  • Nepal’s flag is the only national flag that isn’t square or rectangular

  • Nepal is not only home to the highest mountain in the world, but to 8 peaks out of the 10 highest in the world including Mount Everest and Kangchenjunga

  • Although best known for its mountains, Nepal is also home to one of the world’s deepest canyons, the Kali Gandaki Gorge (the exact depth remains unknown, but is estimated to be more than 6 km deep)

  • Nepal is home to many endangered species, including the one-horned Asian Rhinoceros, Bengal Tiger, Red Panda, Snow Leopard, Asian Elephant, Ganges River Dolphin, Swamp Deer, Black Buck, Pangolin, Himalayan Musk Deer and many more!

  • Almost 900 species of bird have been recorded in Nepal which equates to approximately 9% of total bird species found worldwide

  • Nepal is home to four UNESCO World Heritage Sites: Kathmandu Valley (cultural); Lumbini, the Birthplace of the Lord Buddha (cultural); Chitwan National Park (natural); Sagarmatha National Park (natural)

  • The Nepali calendar is based on the Bikram Sambar (ancient calendar of the Hindu tradition) — the Nepali calendar is approximately 56 years and 8 months ahead of the Gregorian Calendar (the English calendar); in the Nepali calendar it is currently the year 2076

We hope you enjoyed this very short introduction to Nepal!

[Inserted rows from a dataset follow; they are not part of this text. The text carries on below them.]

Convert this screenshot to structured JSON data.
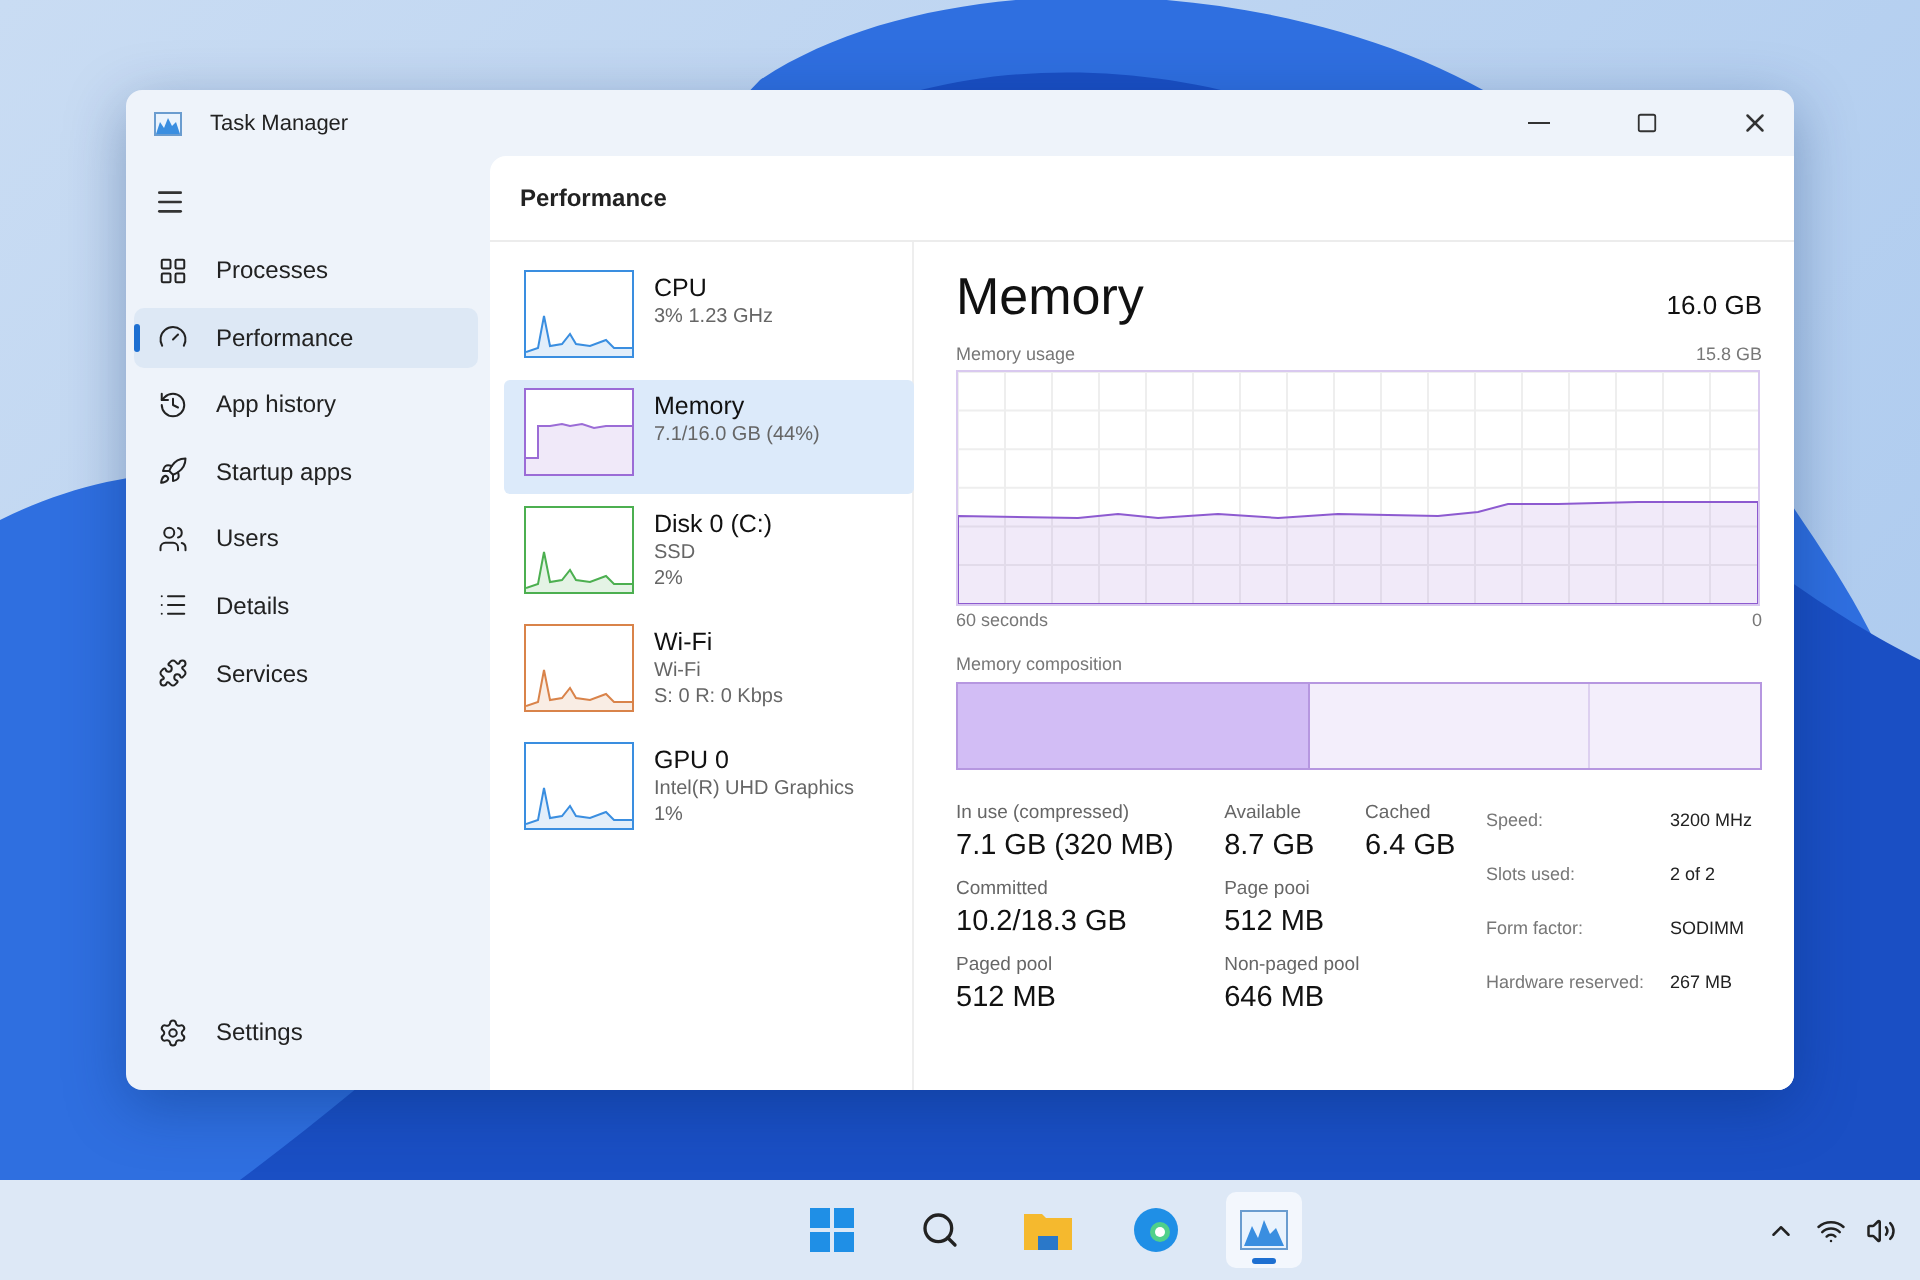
{
  "window": {
    "title": "Task Manager"
  },
  "sidebar": {
    "items": [
      {
        "label": "Processes",
        "selected": false
      },
      {
        "label": "Performance",
        "selected": true
      },
      {
        "label": "App history",
        "selected": false
      },
      {
        "label": "Startup apps",
        "selected": false
      },
      {
        "label": "Users",
        "selected": false
      },
      {
        "label": "Details",
        "selected": false
      },
      {
        "label": "Services",
        "selected": false
      }
    ],
    "settings": "Settings"
  },
  "page_title": "Performance",
  "devices": [
    {
      "name": "CPU",
      "lines": [
        "3%  1.23 GHz"
      ],
      "color": "#3a8ee0",
      "kind": "spiky",
      "selected": false
    },
    {
      "name": "Memory",
      "lines": [
        "7.1/16.0 GB (44%)"
      ],
      "color": "#9b6cd6",
      "kind": "flat",
      "selected": true
    },
    {
      "name": "Disk 0 (C:)",
      "lines": [
        "SSD",
        "2%"
      ],
      "color": "#4caf50",
      "kind": "spiky",
      "selected": false
    },
    {
      "name": "Wi-Fi",
      "lines": [
        "Wi-Fi",
        "S: 0 R: 0 Kbps"
      ],
      "color": "#d9834a",
      "kind": "spiky",
      "selected": false
    },
    {
      "name": "GPU 0",
      "lines": [
        "Intel(R) UHD Graphics",
        "1%"
      ],
      "color": "#3a8ee0",
      "kind": "spiky",
      "selected": false
    }
  ],
  "detail": {
    "title": "Memory",
    "total": "16.0 GB",
    "usage_label": "Memory usage",
    "usage_max": "15.8 GB",
    "time_start": "60 seconds",
    "time_end": "0",
    "composition_label": "Memory composition",
    "composition": {
      "level": 0.44
    },
    "stats": [
      {
        "label": "In use (compressed)",
        "value": "7.1 GB (320 MB)"
      },
      {
        "label": "Available",
        "value": "8.7 GB"
      },
      {
        "label": "Cached",
        "value": "6.4 GB"
      },
      {
        "label": "Committed",
        "value": "10.2/18.3 GB"
      },
      {
        "label": "Page pooi",
        "value": "512 MB"
      },
      {
        "label": "Paged pool",
        "value": "512 MB"
      },
      {
        "label": "Non-paged pool",
        "value": "646 MB"
      }
    ],
    "specs": [
      {
        "label": "Speed:",
        "value": "3200 MHz"
      },
      {
        "label": "Slots used:",
        "value": "2 of 2"
      },
      {
        "label": "Form factor:",
        "value": "SODIMM"
      },
      {
        "label": "Hardware reserved:",
        "value": "267 MB"
      }
    ]
  },
  "taskbar": {
    "apps": [
      {
        "selected": false
      },
      {
        "selected": false
      },
      {
        "selected": false
      },
      {
        "selected": false
      },
      {
        "selected": true
      }
    ]
  }
}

Keep an eye out on this page and our social media channels to learn more about what makes the Impact Week Nepal special and find out what our tracks are for this year’s challenges!